▸ **PROBLEM TO SOLVE**
Filter the entries, keeping every line with the word "date".

▸ **STORED DATA**

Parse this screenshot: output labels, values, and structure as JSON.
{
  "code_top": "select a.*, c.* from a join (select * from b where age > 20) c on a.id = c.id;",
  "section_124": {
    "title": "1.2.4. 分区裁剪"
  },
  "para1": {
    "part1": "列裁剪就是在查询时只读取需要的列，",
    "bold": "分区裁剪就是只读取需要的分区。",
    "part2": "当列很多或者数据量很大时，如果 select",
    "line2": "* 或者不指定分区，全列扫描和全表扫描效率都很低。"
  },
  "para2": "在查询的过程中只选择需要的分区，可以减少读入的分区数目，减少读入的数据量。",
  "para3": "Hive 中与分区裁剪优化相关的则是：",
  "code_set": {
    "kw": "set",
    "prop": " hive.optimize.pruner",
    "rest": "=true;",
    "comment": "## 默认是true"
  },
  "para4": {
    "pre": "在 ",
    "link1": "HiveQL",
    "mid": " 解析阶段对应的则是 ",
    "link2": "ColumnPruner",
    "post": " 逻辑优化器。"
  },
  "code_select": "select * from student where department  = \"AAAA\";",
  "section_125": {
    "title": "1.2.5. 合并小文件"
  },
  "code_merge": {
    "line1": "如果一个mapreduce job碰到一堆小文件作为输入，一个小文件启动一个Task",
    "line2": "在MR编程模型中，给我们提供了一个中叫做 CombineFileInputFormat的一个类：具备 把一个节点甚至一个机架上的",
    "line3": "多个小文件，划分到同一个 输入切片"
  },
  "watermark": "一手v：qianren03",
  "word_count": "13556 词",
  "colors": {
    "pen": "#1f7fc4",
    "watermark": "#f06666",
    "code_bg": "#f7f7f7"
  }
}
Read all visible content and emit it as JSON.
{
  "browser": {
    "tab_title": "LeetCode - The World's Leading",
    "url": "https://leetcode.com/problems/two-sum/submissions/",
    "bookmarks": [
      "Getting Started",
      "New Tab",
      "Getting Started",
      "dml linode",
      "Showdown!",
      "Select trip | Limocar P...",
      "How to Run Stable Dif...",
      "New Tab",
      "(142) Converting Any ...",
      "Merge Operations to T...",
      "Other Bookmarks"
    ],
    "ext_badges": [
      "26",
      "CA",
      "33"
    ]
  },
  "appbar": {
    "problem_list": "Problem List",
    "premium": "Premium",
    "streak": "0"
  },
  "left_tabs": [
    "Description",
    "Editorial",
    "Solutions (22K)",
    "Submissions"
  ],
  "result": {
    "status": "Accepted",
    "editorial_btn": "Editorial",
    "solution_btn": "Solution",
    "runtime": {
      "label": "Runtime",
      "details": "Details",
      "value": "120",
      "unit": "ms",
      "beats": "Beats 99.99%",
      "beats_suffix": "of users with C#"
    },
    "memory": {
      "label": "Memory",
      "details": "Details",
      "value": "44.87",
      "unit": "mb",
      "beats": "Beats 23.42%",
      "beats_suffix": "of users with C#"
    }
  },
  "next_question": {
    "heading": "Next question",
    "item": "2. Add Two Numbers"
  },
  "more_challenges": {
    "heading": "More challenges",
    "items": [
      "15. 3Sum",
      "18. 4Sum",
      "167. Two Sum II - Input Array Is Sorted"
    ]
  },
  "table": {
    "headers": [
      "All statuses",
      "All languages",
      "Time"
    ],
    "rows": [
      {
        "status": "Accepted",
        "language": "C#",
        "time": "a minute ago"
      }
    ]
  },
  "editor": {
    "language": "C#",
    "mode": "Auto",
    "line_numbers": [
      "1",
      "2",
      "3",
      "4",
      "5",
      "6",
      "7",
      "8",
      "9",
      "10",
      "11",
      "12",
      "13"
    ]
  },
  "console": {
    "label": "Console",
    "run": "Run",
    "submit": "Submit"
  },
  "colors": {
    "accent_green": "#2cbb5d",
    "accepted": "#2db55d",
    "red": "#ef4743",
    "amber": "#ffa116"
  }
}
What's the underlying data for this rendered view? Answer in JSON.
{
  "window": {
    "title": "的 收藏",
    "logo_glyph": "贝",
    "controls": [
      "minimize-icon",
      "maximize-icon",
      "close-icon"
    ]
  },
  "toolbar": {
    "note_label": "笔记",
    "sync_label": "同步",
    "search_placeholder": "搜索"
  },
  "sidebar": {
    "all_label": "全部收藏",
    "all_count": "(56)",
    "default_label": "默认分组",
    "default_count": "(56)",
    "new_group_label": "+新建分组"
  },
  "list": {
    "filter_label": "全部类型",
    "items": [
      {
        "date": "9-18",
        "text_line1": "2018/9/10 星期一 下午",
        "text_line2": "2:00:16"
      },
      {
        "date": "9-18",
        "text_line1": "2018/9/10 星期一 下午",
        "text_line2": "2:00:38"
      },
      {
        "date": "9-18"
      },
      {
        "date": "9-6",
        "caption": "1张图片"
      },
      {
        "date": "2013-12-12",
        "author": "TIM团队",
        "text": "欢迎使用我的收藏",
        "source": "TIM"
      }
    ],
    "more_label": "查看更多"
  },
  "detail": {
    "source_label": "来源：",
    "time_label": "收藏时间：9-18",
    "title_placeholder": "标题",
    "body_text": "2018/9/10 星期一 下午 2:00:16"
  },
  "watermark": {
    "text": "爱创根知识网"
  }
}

▸ **ANSWER BELOW**
        "date": "9-18",
        "date": "9-18",
        "date": "9-18"
        "date": "9-6",
        "date": "2013-12-12",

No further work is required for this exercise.